refWrite's black readers may not have heard of the discussion raised in the last little while in regard to the celebration of Kwanzaa, both by Carlotta Morrow (her analysis is reported in a survey article on BlackAmericaWeb.com) and by mega-blogger LaShawn Barber. Hat Tip to Barber for the following info: A far-right blog has an extended profile of Kwanzism:
The founder of Kwanzaa is a petty criminal named Ronald Everett, alias Ron Karenga. In the mid-1960s, Everett created a Los Angeles-based black militant group called United Slaves (US) for the purpose of igniting a "cultural revolution" among American blacks. Toward that end he created Kwanzaa (named after a Swahili term for "first fruits") as a way of evangelizing on behalf of his revolution. In his book Kwanzaa: Origins, Concepts, Practice, "Karenga" claims that the spurious holiday offers blacks "an opportunity to celebrate themselves and history rather than simply imitate the practice of the dominant society."I want to signal the support of Reformational Christians, a strongly philosophy-minded community, for the articulation of the difference between all-races Christianity and cultic movements based in any racial or ethnic group denying the intended solidarity of all races in Christ. At the same time, each such community has its own history, its cultural achievements, and in many cases an intense need for spreading among its members a sense of their solidarity with one another, but not an exclusivistic identity, nor based on hatred of another racial configuration. I don't think the two loyalties are mutually exclusive.
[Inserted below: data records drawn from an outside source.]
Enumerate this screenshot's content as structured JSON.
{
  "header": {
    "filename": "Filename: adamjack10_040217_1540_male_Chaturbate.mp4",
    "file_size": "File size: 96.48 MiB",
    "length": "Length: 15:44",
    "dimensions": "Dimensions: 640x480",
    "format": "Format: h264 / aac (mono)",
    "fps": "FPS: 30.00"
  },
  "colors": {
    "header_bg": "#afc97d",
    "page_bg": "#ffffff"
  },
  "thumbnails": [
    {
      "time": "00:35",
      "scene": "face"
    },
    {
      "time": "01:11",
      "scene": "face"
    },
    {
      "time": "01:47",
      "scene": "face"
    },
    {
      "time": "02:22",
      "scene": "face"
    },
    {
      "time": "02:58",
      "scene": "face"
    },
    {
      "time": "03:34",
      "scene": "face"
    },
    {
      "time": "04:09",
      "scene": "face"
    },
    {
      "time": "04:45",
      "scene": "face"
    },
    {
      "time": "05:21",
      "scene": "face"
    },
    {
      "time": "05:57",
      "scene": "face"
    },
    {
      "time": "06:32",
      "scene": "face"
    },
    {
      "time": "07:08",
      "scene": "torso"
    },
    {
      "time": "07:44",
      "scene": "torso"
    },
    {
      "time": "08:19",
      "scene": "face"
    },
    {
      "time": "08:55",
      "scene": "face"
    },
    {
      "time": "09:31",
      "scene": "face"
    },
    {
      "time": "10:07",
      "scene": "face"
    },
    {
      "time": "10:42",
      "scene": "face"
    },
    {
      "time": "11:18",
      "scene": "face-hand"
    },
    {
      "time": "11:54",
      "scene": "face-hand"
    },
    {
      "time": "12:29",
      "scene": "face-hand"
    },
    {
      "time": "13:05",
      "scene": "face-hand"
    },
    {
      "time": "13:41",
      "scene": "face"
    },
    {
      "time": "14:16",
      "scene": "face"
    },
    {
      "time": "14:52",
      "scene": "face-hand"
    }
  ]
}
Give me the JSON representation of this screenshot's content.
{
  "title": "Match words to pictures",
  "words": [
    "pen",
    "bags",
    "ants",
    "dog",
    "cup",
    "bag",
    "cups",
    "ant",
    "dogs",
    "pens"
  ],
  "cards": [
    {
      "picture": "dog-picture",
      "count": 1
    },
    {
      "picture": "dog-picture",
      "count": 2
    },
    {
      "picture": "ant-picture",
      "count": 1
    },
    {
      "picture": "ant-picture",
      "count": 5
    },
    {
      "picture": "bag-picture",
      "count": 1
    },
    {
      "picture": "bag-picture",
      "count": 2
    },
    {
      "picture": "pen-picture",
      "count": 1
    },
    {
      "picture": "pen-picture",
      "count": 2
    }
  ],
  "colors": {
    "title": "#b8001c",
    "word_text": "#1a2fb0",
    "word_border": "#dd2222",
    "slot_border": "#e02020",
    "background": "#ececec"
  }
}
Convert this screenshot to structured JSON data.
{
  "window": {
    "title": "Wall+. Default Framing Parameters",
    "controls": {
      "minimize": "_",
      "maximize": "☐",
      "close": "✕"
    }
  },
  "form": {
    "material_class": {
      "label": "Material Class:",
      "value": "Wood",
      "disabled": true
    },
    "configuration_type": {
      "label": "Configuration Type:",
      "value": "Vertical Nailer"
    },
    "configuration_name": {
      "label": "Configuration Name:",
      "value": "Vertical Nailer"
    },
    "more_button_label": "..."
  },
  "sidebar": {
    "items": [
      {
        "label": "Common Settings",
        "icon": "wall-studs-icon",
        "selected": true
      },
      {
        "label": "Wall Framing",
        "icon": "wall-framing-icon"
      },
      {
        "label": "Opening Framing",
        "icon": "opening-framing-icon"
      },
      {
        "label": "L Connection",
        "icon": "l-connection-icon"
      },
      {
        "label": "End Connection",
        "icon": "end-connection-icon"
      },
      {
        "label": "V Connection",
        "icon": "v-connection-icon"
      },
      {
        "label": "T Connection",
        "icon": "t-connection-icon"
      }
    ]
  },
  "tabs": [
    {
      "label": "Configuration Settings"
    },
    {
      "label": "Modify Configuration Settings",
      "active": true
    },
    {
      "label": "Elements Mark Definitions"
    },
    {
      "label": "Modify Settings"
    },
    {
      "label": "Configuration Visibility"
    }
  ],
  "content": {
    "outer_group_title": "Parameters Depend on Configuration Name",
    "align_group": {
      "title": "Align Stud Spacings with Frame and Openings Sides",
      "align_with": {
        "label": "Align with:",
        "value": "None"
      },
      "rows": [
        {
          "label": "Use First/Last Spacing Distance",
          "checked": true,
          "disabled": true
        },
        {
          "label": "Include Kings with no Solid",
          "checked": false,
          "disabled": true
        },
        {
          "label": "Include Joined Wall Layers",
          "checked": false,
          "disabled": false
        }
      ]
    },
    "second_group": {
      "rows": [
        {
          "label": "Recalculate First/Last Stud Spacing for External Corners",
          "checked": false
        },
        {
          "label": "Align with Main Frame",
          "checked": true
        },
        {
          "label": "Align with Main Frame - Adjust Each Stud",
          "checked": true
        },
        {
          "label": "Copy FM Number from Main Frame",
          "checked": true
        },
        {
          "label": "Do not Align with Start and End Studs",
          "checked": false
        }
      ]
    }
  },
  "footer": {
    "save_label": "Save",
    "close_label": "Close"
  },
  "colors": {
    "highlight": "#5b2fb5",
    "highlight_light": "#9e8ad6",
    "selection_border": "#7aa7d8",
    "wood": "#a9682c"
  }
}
But, I ask, is there no particularly Christian way, at the same time, to celebrate both black ethnocommunal identity and a Black Christian way of doing so? - one that acknowledes the larger Christian community/ies with the Black Christian contributions to all of us, and to the whole world. - )wlb
However, "Karenga’s" so-called Nguzo Saba (seven principles) for his "new black value system" are little more than Marxism transposed into an afrocentric key: Umoja (unity); Kujichagulia (self-determination), which, according to "Karenga," refers to afrocentricity; Ujima (collective work and responsibility); Ujamaa (cooperative economics), which "Karenga" describes as "essentially a commitment to the practice of shared social wealth"; Nia (purpose), which refers to "collective vocation" for black people; Kuumba (creativity); and Imani (faith).
To provide a tangible symbol of his seven principles, "Karenga" appropriated the menorah from Judaism, adorning it in Kwanzaa’s seasonal colors (red, black, and green) and re-christening it the "kinara." No Kwanzaa celebration is complete without the recitation of the Kwanzaa pledge: "We pledge allegiance to the red, black, and green, our flag, the symbol of our eternal struggle, and to the land we must obtain; one nation of black people, with one God of us all, totally united in the struggle, for black love, black freedom, and black self-determination."